What is required =>
Scan the material and copy out each line where the word "true" occurs.

'''

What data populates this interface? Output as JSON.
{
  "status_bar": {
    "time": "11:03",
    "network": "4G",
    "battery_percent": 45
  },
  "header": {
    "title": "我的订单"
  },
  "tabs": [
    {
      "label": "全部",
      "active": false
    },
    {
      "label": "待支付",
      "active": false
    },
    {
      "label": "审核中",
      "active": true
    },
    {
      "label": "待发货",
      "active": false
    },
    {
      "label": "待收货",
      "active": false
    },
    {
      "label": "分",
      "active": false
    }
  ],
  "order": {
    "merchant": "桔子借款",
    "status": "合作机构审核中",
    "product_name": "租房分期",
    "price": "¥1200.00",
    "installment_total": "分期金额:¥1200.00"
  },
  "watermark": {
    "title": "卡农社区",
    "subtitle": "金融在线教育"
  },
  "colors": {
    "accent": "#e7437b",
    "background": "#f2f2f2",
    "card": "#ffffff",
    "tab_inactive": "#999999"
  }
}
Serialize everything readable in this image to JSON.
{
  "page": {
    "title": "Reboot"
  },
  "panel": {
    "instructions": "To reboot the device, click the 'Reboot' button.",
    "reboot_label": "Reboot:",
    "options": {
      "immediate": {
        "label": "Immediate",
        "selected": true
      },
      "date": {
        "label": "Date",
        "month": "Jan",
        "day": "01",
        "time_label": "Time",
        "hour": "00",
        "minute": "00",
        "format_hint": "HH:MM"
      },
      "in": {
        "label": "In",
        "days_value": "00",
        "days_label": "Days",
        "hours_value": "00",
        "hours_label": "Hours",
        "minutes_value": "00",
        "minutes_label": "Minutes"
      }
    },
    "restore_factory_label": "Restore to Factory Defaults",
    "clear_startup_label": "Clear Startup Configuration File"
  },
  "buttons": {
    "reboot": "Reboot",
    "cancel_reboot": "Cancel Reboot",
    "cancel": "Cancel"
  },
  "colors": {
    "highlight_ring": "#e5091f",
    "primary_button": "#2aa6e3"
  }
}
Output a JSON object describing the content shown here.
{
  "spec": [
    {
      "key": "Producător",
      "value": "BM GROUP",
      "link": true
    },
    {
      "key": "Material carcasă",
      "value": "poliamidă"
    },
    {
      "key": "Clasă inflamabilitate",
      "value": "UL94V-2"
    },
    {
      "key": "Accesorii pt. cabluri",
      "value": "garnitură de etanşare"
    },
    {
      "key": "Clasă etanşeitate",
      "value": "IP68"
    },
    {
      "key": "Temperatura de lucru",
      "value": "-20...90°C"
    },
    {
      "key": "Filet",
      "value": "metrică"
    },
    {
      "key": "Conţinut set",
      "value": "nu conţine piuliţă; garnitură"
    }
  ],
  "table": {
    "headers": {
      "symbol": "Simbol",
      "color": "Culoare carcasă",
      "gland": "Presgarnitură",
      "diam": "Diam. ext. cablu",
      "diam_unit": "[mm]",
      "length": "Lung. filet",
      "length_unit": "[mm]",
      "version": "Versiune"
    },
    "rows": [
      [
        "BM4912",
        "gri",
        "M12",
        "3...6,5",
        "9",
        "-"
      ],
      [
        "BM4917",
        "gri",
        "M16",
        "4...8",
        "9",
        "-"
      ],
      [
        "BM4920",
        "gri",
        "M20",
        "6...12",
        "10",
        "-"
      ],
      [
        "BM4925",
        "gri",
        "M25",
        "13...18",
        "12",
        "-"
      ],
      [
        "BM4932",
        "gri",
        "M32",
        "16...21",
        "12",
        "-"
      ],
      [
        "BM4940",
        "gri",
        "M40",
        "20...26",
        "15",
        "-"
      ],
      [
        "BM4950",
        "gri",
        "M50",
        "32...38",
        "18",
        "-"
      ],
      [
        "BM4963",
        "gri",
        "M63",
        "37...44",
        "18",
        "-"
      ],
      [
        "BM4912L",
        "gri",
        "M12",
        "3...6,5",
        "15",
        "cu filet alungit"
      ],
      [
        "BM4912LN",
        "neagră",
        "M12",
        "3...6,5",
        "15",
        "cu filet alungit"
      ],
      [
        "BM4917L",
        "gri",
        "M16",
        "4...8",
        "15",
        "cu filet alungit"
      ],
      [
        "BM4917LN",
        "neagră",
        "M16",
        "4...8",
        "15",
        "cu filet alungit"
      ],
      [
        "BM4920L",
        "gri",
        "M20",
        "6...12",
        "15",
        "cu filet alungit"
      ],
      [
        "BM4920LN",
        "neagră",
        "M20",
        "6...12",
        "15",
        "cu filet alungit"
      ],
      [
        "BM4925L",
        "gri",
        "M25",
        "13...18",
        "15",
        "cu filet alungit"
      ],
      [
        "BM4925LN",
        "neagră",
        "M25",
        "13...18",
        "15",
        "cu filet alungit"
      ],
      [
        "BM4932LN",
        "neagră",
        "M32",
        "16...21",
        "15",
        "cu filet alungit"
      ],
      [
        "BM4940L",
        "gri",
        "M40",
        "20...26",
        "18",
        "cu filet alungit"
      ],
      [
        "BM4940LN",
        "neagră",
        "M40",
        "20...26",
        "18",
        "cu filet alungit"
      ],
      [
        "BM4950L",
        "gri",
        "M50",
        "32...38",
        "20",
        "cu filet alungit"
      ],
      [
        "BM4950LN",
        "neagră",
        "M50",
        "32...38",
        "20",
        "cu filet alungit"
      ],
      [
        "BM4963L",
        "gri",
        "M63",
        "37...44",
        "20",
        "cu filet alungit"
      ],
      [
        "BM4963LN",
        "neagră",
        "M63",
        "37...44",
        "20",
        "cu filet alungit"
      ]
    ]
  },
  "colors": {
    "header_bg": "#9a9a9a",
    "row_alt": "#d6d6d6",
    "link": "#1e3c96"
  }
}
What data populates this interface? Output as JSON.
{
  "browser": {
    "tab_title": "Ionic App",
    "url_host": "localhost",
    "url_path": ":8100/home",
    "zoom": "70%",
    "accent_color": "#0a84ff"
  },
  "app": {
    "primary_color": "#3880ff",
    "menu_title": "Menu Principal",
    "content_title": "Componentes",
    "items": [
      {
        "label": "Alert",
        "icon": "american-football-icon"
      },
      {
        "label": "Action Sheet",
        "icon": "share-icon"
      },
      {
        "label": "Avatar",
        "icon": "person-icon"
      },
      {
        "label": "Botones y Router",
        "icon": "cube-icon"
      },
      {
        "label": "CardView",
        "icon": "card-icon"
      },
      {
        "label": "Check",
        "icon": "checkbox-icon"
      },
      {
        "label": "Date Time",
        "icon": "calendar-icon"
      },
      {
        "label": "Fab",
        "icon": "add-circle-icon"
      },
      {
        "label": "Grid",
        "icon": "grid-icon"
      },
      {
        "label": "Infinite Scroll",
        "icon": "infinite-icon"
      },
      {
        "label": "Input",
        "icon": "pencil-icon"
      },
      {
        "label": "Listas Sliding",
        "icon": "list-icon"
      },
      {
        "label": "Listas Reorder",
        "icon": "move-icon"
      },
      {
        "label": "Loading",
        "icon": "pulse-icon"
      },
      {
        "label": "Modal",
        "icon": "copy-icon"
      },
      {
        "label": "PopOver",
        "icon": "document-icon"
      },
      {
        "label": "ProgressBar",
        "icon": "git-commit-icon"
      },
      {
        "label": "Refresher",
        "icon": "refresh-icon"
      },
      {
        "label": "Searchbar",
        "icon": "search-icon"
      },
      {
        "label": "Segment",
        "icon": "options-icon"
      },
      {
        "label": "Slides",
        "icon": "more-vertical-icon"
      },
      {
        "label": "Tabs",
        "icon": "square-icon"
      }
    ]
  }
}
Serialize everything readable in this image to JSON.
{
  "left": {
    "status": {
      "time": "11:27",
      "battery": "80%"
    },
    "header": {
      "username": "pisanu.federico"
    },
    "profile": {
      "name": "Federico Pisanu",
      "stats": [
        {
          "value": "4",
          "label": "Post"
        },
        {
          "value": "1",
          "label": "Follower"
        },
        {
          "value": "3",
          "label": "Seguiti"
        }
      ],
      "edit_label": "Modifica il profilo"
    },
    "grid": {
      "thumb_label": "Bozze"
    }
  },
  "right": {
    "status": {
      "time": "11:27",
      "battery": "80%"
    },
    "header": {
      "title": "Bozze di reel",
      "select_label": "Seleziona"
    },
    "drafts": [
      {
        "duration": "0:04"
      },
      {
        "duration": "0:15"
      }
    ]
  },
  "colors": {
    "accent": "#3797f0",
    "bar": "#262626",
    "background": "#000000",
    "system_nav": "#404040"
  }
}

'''

Finished exercise =>
      "active": true
        "selected": true
      "link": true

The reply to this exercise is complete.